What this task involves:
Print out each entry without alteration, and keep the pictures out.

[Website and app data records]
-*-

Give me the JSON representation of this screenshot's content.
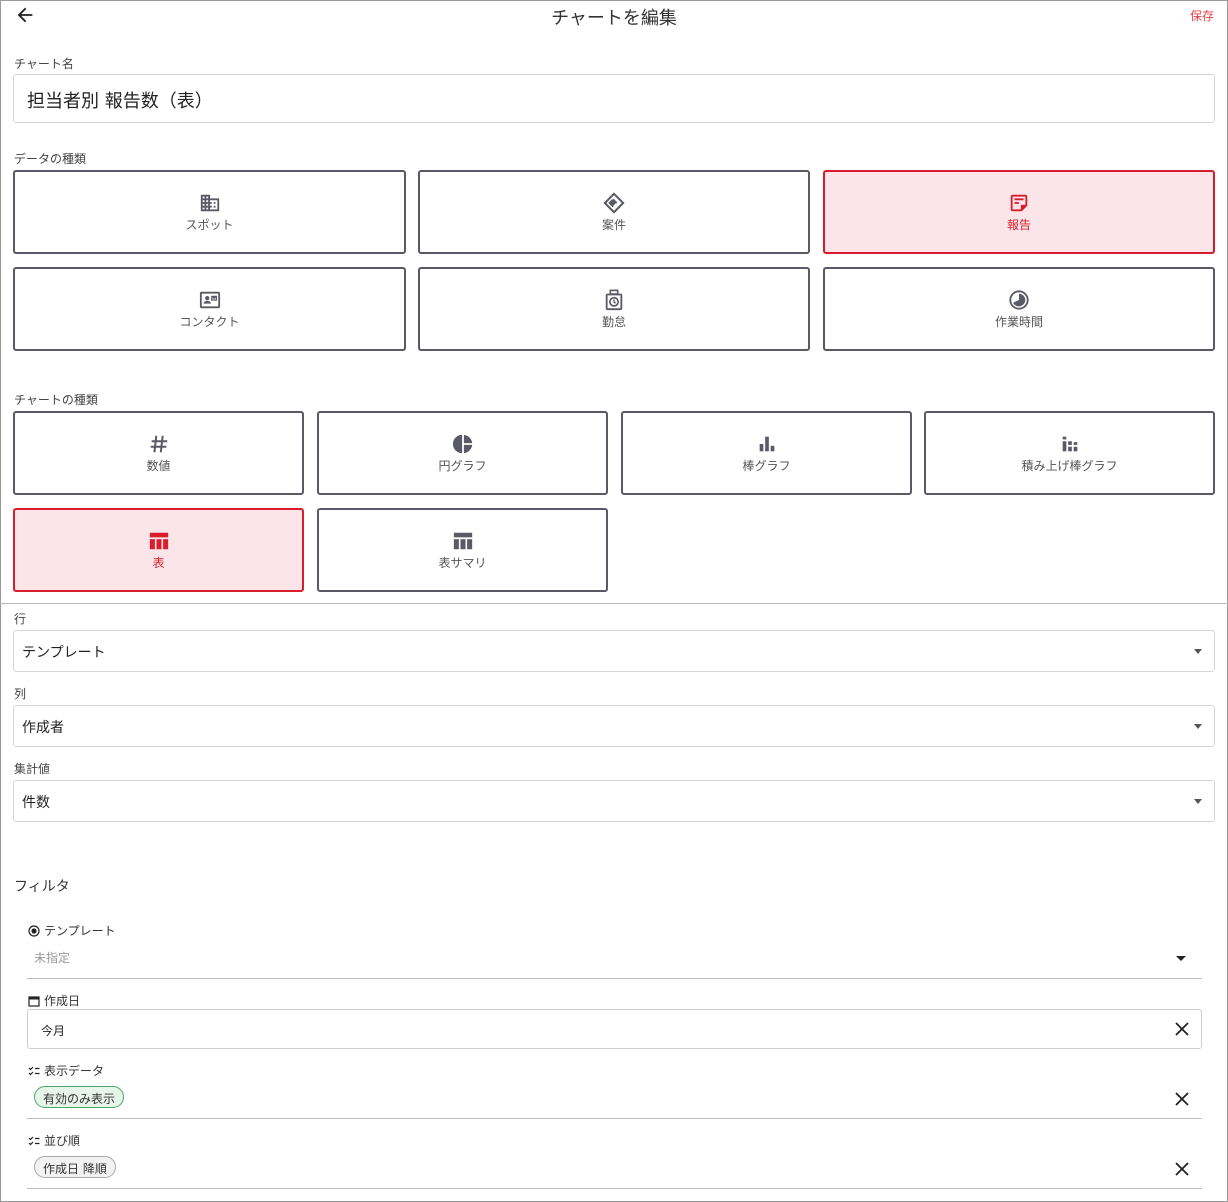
{
  "header": {
    "title": "チャートを編集",
    "save_label": "保存"
  },
  "chart_name": {
    "label": "チャート名",
    "value": "担当者別 報告数（表）"
  },
  "data_type": {
    "label": "データの種類",
    "options": [
      {
        "label": "スポット",
        "icon": "building-icon",
        "selected": false
      },
      {
        "label": "案件",
        "icon": "handshake-icon",
        "selected": false
      },
      {
        "label": "報告",
        "icon": "report-note-icon",
        "selected": true
      },
      {
        "label": "コンタクト",
        "icon": "contact-card-icon",
        "selected": false
      },
      {
        "label": "勤怠",
        "icon": "timeclock-icon",
        "selected": false
      },
      {
        "label": "作業時間",
        "icon": "clock-pie-icon",
        "selected": false
      }
    ]
  },
  "chart_type": {
    "label": "チャートの種類",
    "options": [
      {
        "label": "数値",
        "icon": "hash-icon",
        "selected": false
      },
      {
        "label": "円グラフ",
        "icon": "pie-chart-icon",
        "selected": false
      },
      {
        "label": "棒グラフ",
        "icon": "bar-chart-icon",
        "selected": false
      },
      {
        "label": "積み上げ棒グラフ",
        "icon": "stacked-bar-icon",
        "selected": false
      },
      {
        "label": "表",
        "icon": "table-icon",
        "selected": true
      },
      {
        "label": "表サマリ",
        "icon": "table-summary-icon",
        "selected": false
      }
    ]
  },
  "row": {
    "label": "行",
    "value": "テンプレート"
  },
  "column": {
    "label": "列",
    "value": "作成者"
  },
  "aggregate": {
    "label": "集計値",
    "value": "件数"
  },
  "filter": {
    "heading": "フィルタ",
    "template": {
      "label": "テンプレート",
      "placeholder": "未指定"
    },
    "created": {
      "label": "作成日",
      "value": "今月"
    },
    "display": {
      "label": "表示データ",
      "chip": "有効のみ表示"
    },
    "sort": {
      "label": "並び順",
      "chip": "作成日 降順"
    }
  },
  "colors": {
    "accent": "#d81e2c",
    "accent_bg": "#fbe5e8",
    "chip_green": "#49a766"
  }
}
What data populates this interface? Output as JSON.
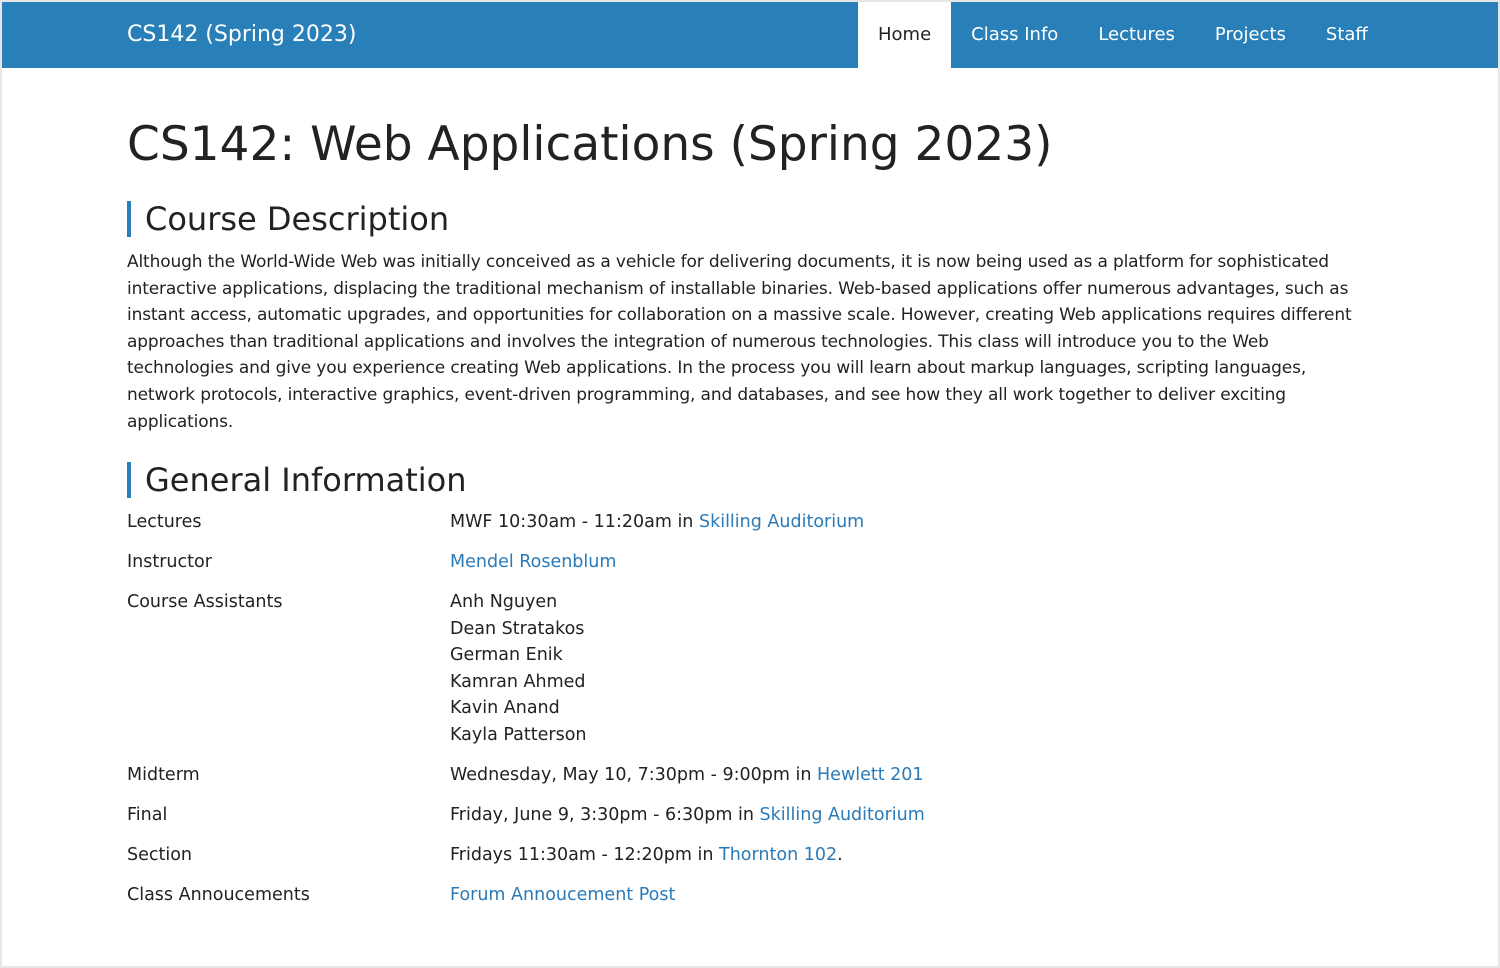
{
  "navbar": {
    "brand": "CS142 (Spring 2023)",
    "items": [
      {
        "label": "Home",
        "active": true
      },
      {
        "label": "Class Info",
        "active": false
      },
      {
        "label": "Lectures",
        "active": false
      },
      {
        "label": "Projects",
        "active": false
      },
      {
        "label": "Staff",
        "active": false
      }
    ]
  },
  "page": {
    "title": "CS142: Web Applications (Spring 2023)",
    "course_description": {
      "heading": "Course Description",
      "text": "Although the World-Wide Web was initially conceived as a vehicle for delivering documents, it is now being used as a platform for sophisticated interactive applications, displacing the traditional mechanism of installable binaries. Web-based applications offer numerous advantages, such as instant access, automatic upgrades, and opportunities for collaboration on a massive scale. However, creating Web applications requires different approaches than traditional applications and involves the integration of numerous technologies. This class will introduce you to the Web technologies and give you experience creating Web applications. In the process you will learn about markup languages, scripting languages, network protocols, interactive graphics, event-driven programming, and databases, and see how they all work together to deliver exciting applications."
    },
    "general_info": {
      "heading": "General Information",
      "lectures": {
        "label": "Lectures",
        "text": "MWF 10:30am - 11:20am in ",
        "link": "Skilling Auditorium"
      },
      "instructor": {
        "label": "Instructor",
        "link": "Mendel Rosenblum"
      },
      "assistants": {
        "label": "Course Assistants",
        "names": [
          "Anh Nguyen",
          "Dean Stratakos",
          "German Enik",
          "Kamran Ahmed",
          "Kavin Anand",
          "Kayla Patterson"
        ]
      },
      "midterm": {
        "label": "Midterm",
        "text": "Wednesday, May 10, 7:30pm - 9:00pm in ",
        "link": "Hewlett 201"
      },
      "final": {
        "label": "Final",
        "text": "Friday, June 9, 3:30pm - 6:30pm in ",
        "link": "Skilling Auditorium"
      },
      "section": {
        "label": "Section",
        "text": "Fridays 11:30am - 12:20pm in ",
        "link": "Thornton 102",
        "suffix": "."
      },
      "announcements": {
        "label": "Class Annoucements",
        "link": "Forum Annoucement Post"
      }
    }
  },
  "colors": {
    "navbar_bg": "#2980b9",
    "link": "#2a7ab8",
    "text": "#222222"
  }
}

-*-

Reply to the task:
Give me the JSON representation of this screenshot's content.
{
  "header": {
    "title": "チャートを編集",
    "save_label": "保存"
  },
  "chart_name": {
    "label": "チャート名",
    "value": "担当者別 報告数（表）"
  },
  "data_type": {
    "label": "データの種類",
    "options": [
      {
        "label": "スポット",
        "icon": "building-icon",
        "selected": false
      },
      {
        "label": "案件",
        "icon": "handshake-icon",
        "selected": false
      },
      {
        "label": "報告",
        "icon": "report-note-icon",
        "selected": true
      },
      {
        "label": "コンタクト",
        "icon": "contact-card-icon",
        "selected": false
      },
      {
        "label": "勤怠",
        "icon": "timeclock-icon",
        "selected": false
      },
      {
        "label": "作業時間",
        "icon": "clock-pie-icon",
        "selected": false
      }
    ]
  },
  "chart_type": {
    "label": "チャートの種類",
    "options": [
      {
        "label": "数値",
        "icon": "hash-icon",
        "selected": false
      },
      {
        "label": "円グラフ",
        "icon": "pie-chart-icon",
        "selected": false
      },
      {
        "label": "棒グラフ",
        "icon": "bar-chart-icon",
        "selected": false
      },
      {
        "label": "積み上げ棒グラフ",
        "icon": "stacked-bar-icon",
        "selected": false
      },
      {
        "label": "表",
        "icon": "table-icon",
        "selected": true
      },
      {
        "label": "表サマリ",
        "icon": "table-summary-icon",
        "selected": false
      }
    ]
  },
  "row": {
    "label": "行",
    "value": "テンプレート"
  },
  "column": {
    "label": "列",
    "value": "作成者"
  },
  "aggregate": {
    "label": "集計値",
    "value": "件数"
  },
  "filter": {
    "heading": "フィルタ",
    "template": {
      "label": "テンプレート",
      "placeholder": "未指定"
    },
    "created": {
      "label": "作成日",
      "value": "今月"
    },
    "display": {
      "label": "表示データ",
      "chip": "有効のみ表示"
    },
    "sort": {
      "label": "並び順",
      "chip": "作成日 降順"
    }
  },
  "colors": {
    "accent": "#d81e2c",
    "accent_bg": "#fbe5e8",
    "chip_green": "#49a766"
  }
}
What data populates this interface? Output as JSON.
{
  "navbar": {
    "brand": "CS142 (Spring 2023)",
    "items": [
      {
        "label": "Home",
        "active": true
      },
      {
        "label": "Class Info",
        "active": false
      },
      {
        "label": "Lectures",
        "active": false
      },
      {
        "label": "Projects",
        "active": false
      },
      {
        "label": "Staff",
        "active": false
      }
    ]
  },
  "page": {
    "title": "CS142: Web Applications (Spring 2023)",
    "course_description": {
      "heading": "Course Description",
      "text": "Although the World-Wide Web was initially conceived as a vehicle for delivering documents, it is now being used as a platform for sophisticated interactive applications, displacing the traditional mechanism of installable binaries. Web-based applications offer numerous advantages, such as instant access, automatic upgrades, and opportunities for collaboration on a massive scale. However, creating Web applications requires different approaches than traditional applications and involves the integration of numerous technologies. This class will introduce you to the Web technologies and give you experience creating Web applications. In the process you will learn about markup languages, scripting languages, network protocols, interactive graphics, event-driven programming, and databases, and see how they all work together to deliver exciting applications."
    },
    "general_info": {
      "heading": "General Information",
      "lectures": {
        "label": "Lectures",
        "text": "MWF 10:30am - 11:20am in ",
        "link": "Skilling Auditorium"
      },
      "instructor": {
        "label": "Instructor",
        "link": "Mendel Rosenblum"
      },
      "assistants": {
        "label": "Course Assistants",
        "names": [
          "Anh Nguyen",
          "Dean Stratakos",
          "German Enik",
          "Kamran Ahmed",
          "Kavin Anand",
          "Kayla Patterson"
        ]
      },
      "midterm": {
        "label": "Midterm",
        "text": "Wednesday, May 10, 7:30pm - 9:00pm in ",
        "link": "Hewlett 201"
      },
      "final": {
        "label": "Final",
        "text": "Friday, June 9, 3:30pm - 6:30pm in ",
        "link": "Skilling Auditorium"
      },
      "section": {
        "label": "Section",
        "text": "Fridays 11:30am - 12:20pm in ",
        "link": "Thornton 102",
        "suffix": "."
      },
      "announcements": {
        "label": "Class Annoucements",
        "link": "Forum Annoucement Post"
      }
    }
  },
  "colors": {
    "navbar_bg": "#2980b9",
    "link": "#2a7ab8",
    "text": "#222222"
  }
}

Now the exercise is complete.